What does the aging process really do for you? The aging process is allowing a small amount of air (oxygen) to come in contact with the wine over a period of time. Some wines only need a short period of time, while others can be stored for many years. You are essentially allowing the wine to oxidize at a very slow rate so that the flavors blend better, and the alcohol bitterness is allowed to subside.
White wines produce a light and subtle flavor when they are done, and do not require a long age time to produce great results. Most white wines can be enjoyed within 6 months of making them. The fruit flavor is lighter than a red wine, so you are only waiting for the alcohol flavor to mellow out and become more subtle. White wines are not a great style of wine to store for longer periods of time. Most wine makers feel that 5 years is about the maximum amount of time that you want to store a white wine.
Light Red Wines
Lighter red wines, such as, Blush, White Zinfandel and Chianti's can be drunk fairly early on. Most people enjoy these types of red within 9 to 12 months after making them.
Dark Red Wines
Darker styles of red wines, like Zinfandel, Merlot & Cabernet are meant to be aged. These types of wine are very bold in flavor, and can take years to achieve greatness. Yes, you can drink them as early as 12 to 18 months, but most people enjoy having even more age time on their wine.

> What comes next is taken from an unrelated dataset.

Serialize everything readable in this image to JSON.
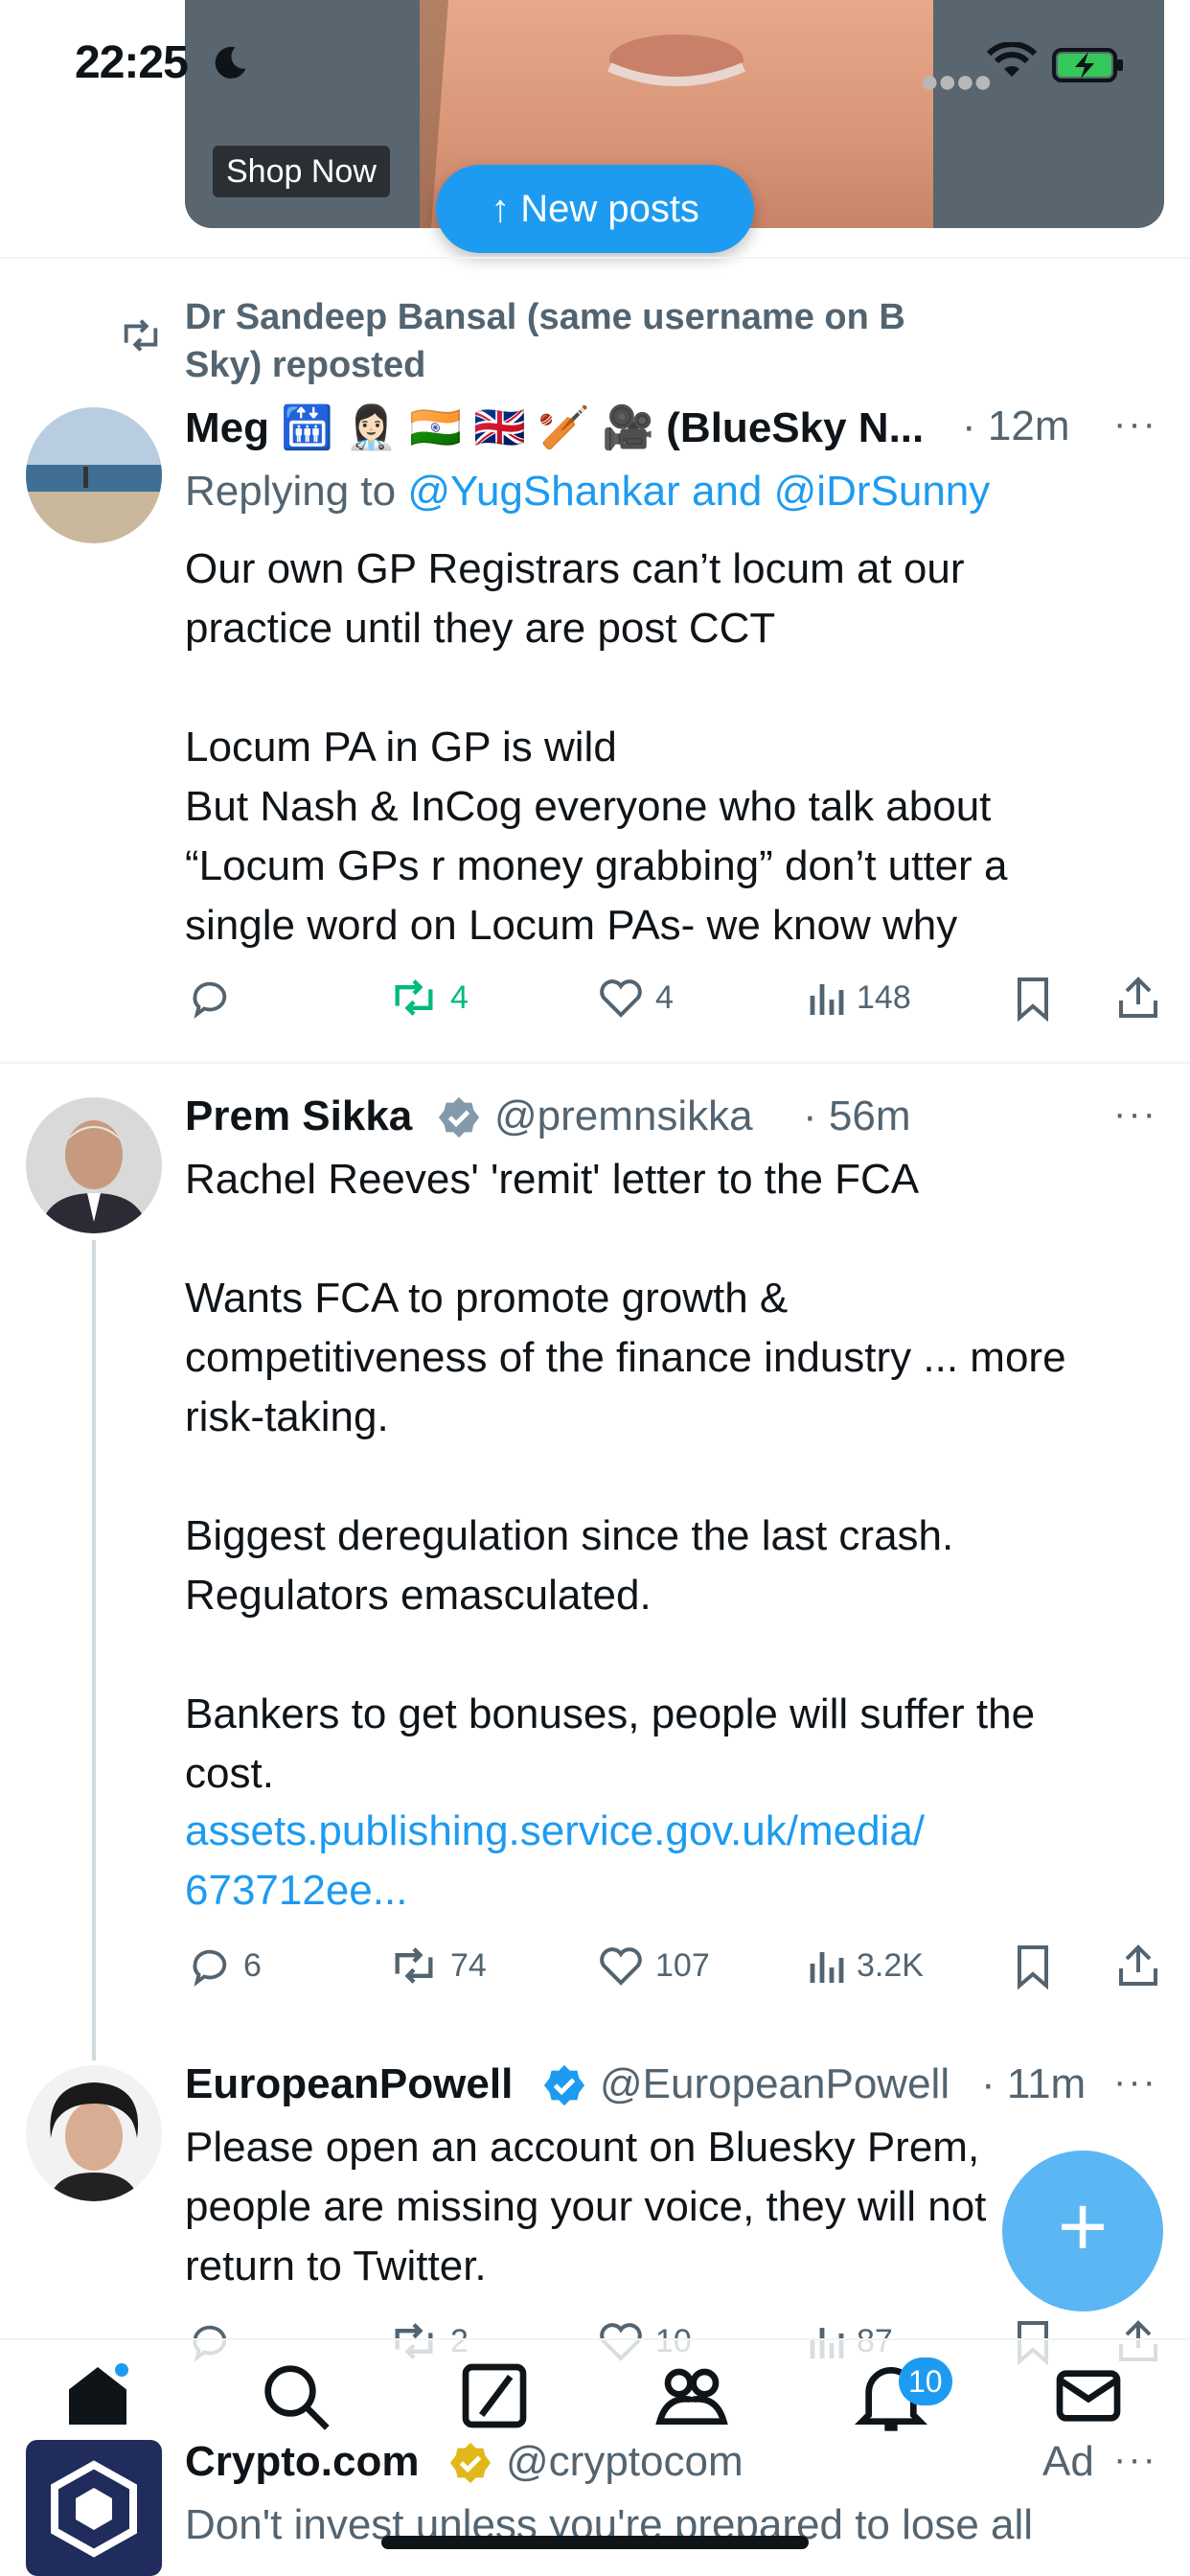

This is the type of wine that you place in the back of your cellar and forget about for a few years.
I know that some people don't think the Island Mist kits are considered a true wine, but they sure are good. These wines are designed to be ready to drink in a very short period of time. The flavor is mostly from a fruit extract, so you aren't as worried about the alcohol mellowing as other types of wines. You can start drinking these wines almost immediately, but they improve in taste for up to 6 months. They store in the same time frame as white wines, so 5 years is about as long as you want to age it. But, we doubt the wine will make it that long anyway.
Wines made from apples, rhubarb, plums, etc. usually fall into the same time frames as white wines. The fruit tends to be more subtle in flavor, so a long age time is not required. Most styles of this variety will be ready to drink in around 6 months. Some wine makers wait for 12 months, but it depends on the fruit. These wines are not great at storing for long periods of time as they can oxidize quickly. You are looking at 3 to 5 years to drink your fruit wines.
Hint: Taking a bottle or two from each batch and hiding it toward the back of you wine collection. People get very excited about the wine they make, and next thing you know, the wine is all gone. To build a better understanding of your wine knowledge, hiding a bottle will allow it to age longer. Maybe you find that bottle a year or two into the future. Give it a try and see how it compares to when it was younger. You might find that you enjoy it even more now than you did 12 months ago.
Hint: The first year or so can be hard on a new wine maker because you want to try the results of your efforts. Something you can do is plan a few whites or Island Mist kits for every red wine that you make. You can make several white wines in the same time frame as you can a red, so you are able to always have the wine that you have made on hand. An extra secondary can really help keep the wine flowing as well. It all depends on how much wine you like to keep on hand, and how much you want ready to drink.